__DESCRIPTION OF THE TASK__
Word for word, repeat the data that follows. Do not include the pictures.

── RECORDS SHOWN

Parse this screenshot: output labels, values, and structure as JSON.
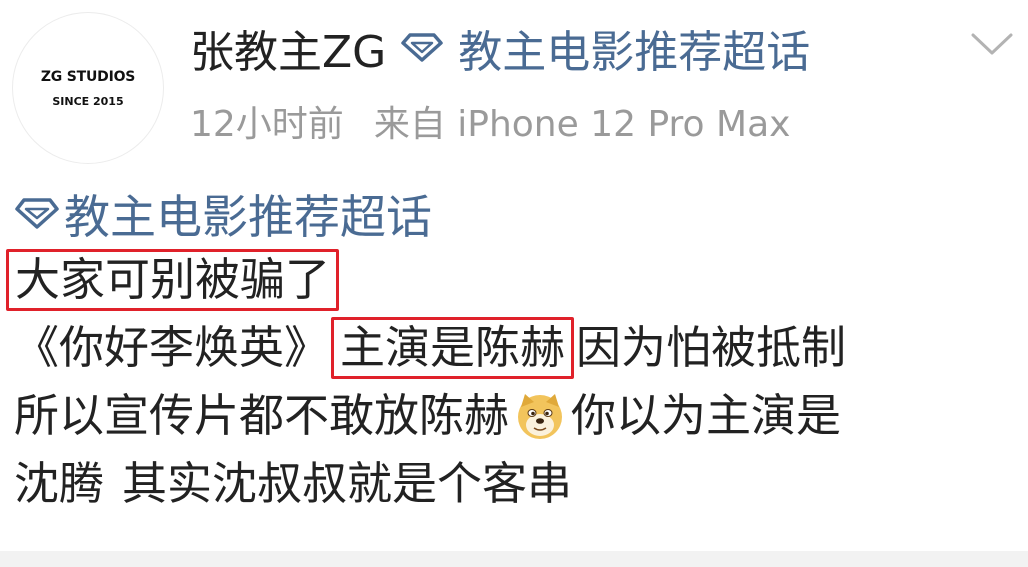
{
  "post": {
    "avatar": {
      "brand": "ZG STUDIOS",
      "since": "SINCE 2015"
    },
    "username": "张教主ZG",
    "topic_header": "教主电影推荐超话",
    "time_ago": "12小时前",
    "source": "来自 iPhone 12 Pro Max",
    "topic_tag": "教主电影推荐超话",
    "lines": {
      "l1_hl": "大家可别被骗了",
      "l2_a": "《你好李焕英》",
      "l2_hl": "主演是陈赫",
      "l2_b": "因为怕被抵制",
      "l3_a": "所以宣传片都不敢放陈赫",
      "l3_b": "你以为主演是",
      "l4_a": "沈腾",
      "l4_b": "其实沈叔叔就是个客串"
    }
  },
  "colors": {
    "link": "#4a6b93",
    "text": "#222222",
    "meta": "#9a9a9a",
    "highlight_box": "#e0212a"
  },
  "icons": {
    "super_topic": "diamond-icon",
    "expand": "chevron-down-icon",
    "emoji": "doge-emoji"
  }
}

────

__SOLUTION FOR THIS EXERCISE__
Parse this screenshot: output labels, values, and structure as JSON.
{
  "post": {
    "avatar": {
      "brand": "ZG STUDIOS",
      "since": "SINCE 2015"
    },
    "username": "张教主ZG",
    "topic_header": "教主电影推荐超话",
    "time_ago": "12小时前",
    "source": "来自 iPhone 12 Pro Max",
    "topic_tag": "教主电影推荐超话",
    "lines": {
      "l1_hl": "大家可别被骗了",
      "l2_a": "《你好李焕英》",
      "l2_hl": "主演是陈赫",
      "l2_b": "因为怕被抵制",
      "l3_a": "所以宣传片都不敢放陈赫",
      "l3_b": "你以为主演是",
      "l4_a": "沈腾",
      "l4_b": "其实沈叔叔就是个客串"
    }
  },
  "colors": {
    "link": "#4a6b93",
    "text": "#222222",
    "meta": "#9a9a9a",
    "highlight_box": "#e0212a"
  },
  "icons": {
    "super_topic": "diamond-icon",
    "expand": "chevron-down-icon",
    "emoji": "doge-emoji"
  }
}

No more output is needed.